• _What you have to do_
Each of the records must appear again, exactly as it was written.

───── Data records ─────

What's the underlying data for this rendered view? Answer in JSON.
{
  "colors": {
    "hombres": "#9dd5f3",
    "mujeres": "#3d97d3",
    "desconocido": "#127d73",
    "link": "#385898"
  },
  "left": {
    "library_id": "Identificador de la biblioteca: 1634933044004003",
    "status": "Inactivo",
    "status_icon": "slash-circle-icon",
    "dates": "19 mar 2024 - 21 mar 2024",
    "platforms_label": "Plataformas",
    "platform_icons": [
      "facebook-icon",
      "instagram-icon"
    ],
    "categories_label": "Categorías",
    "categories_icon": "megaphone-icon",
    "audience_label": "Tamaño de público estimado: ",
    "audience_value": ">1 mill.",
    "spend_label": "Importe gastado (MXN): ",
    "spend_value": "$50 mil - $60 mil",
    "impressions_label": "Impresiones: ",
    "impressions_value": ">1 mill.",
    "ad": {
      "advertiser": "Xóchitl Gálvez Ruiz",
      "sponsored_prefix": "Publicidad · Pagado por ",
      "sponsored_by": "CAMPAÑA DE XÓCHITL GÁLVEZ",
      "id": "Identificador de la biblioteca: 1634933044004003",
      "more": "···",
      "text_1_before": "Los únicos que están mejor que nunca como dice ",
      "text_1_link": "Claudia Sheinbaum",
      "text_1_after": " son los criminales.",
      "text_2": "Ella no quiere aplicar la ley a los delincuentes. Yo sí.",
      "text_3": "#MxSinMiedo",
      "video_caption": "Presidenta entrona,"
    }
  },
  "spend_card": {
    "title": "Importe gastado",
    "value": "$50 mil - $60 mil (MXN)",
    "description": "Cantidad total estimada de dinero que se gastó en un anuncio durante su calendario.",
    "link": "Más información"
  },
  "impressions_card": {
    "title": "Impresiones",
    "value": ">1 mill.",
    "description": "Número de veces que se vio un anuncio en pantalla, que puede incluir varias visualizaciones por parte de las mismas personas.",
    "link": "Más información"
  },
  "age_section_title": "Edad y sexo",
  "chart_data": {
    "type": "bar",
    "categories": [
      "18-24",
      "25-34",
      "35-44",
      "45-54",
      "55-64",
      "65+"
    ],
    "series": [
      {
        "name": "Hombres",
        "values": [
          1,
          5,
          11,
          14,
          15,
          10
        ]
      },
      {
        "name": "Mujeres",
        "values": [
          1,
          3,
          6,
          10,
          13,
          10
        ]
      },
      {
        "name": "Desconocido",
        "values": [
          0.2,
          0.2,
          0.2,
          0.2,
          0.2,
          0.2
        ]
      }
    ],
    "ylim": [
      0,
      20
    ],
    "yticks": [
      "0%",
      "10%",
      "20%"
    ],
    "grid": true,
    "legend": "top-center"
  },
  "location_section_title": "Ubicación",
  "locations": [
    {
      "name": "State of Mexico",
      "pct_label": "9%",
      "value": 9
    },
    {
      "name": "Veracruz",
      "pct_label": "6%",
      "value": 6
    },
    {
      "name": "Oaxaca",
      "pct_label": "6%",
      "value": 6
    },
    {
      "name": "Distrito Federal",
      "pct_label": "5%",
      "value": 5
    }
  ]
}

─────

• _Answer box_
What's the underlying data for this rendered view? Answer in JSON.
{
  "colors": {
    "hombres": "#9dd5f3",
    "mujeres": "#3d97d3",
    "desconocido": "#127d73",
    "link": "#385898"
  },
  "left": {
    "library_id": "Identificador de la biblioteca: 1634933044004003",
    "status": "Inactivo",
    "status_icon": "slash-circle-icon",
    "dates": "19 mar 2024 - 21 mar 2024",
    "platforms_label": "Plataformas",
    "platform_icons": [
      "facebook-icon",
      "instagram-icon"
    ],
    "categories_label": "Categorías",
    "categories_icon": "megaphone-icon",
    "audience_label": "Tamaño de público estimado: ",
    "audience_value": ">1 mill.",
    "spend_label": "Importe gastado (MXN): ",
    "spend_value": "$50 mil - $60 mil",
    "impressions_label": "Impresiones: ",
    "impressions_value": ">1 mill.",
    "ad": {
      "advertiser": "Xóchitl Gálvez Ruiz",
      "sponsored_prefix": "Publicidad · Pagado por ",
      "sponsored_by": "CAMPAÑA DE XÓCHITL GÁLVEZ",
      "id": "Identificador de la biblioteca: 1634933044004003",
      "more": "···",
      "text_1_before": "Los únicos que están mejor que nunca como dice ",
      "text_1_link": "Claudia Sheinbaum",
      "text_1_after": " son los criminales.",
      "text_2": "Ella no quiere aplicar la ley a los delincuentes. Yo sí.",
      "text_3": "#MxSinMiedo",
      "video_caption": "Presidenta entrona,"
    }
  },
  "spend_card": {
    "title": "Importe gastado",
    "value": "$50 mil - $60 mil (MXN)",
    "description": "Cantidad total estimada de dinero que se gastó en un anuncio durante su calendario.",
    "link": "Más información"
  },
  "impressions_card": {
    "title": "Impresiones",
    "value": ">1 mill.",
    "description": "Número de veces que se vio un anuncio en pantalla, que puede incluir varias visualizaciones por parte de las mismas personas.",
    "link": "Más información"
  },
  "age_section_title": "Edad y sexo",
  "chart_data": {
    "type": "bar",
    "categories": [
      "18-24",
      "25-34",
      "35-44",
      "45-54",
      "55-64",
      "65+"
    ],
    "series": [
      {
        "name": "Hombres",
        "values": [
          1,
          5,
          11,
          14,
          15,
          10
        ]
      },
      {
        "name": "Mujeres",
        "values": [
          1,
          3,
          6,
          10,
          13,
          10
        ]
      },
      {
        "name": "Desconocido",
        "values": [
          0.2,
          0.2,
          0.2,
          0.2,
          0.2,
          0.2
        ]
      }
    ],
    "ylim": [
      0,
      20
    ],
    "yticks": [
      "0%",
      "10%",
      "20%"
    ],
    "grid": true,
    "legend": "top-center"
  },
  "location_section_title": "Ubicación",
  "locations": [
    {
      "name": "State of Mexico",
      "pct_label": "9%",
      "value": 9
    },
    {
      "name": "Veracruz",
      "pct_label": "6%",
      "value": 6
    },
    {
      "name": "Oaxaca",
      "pct_label": "6%",
      "value": 6
    },
    {
      "name": "Distrito Federal",
      "pct_label": "5%",
      "value": 5
    }
  ]
}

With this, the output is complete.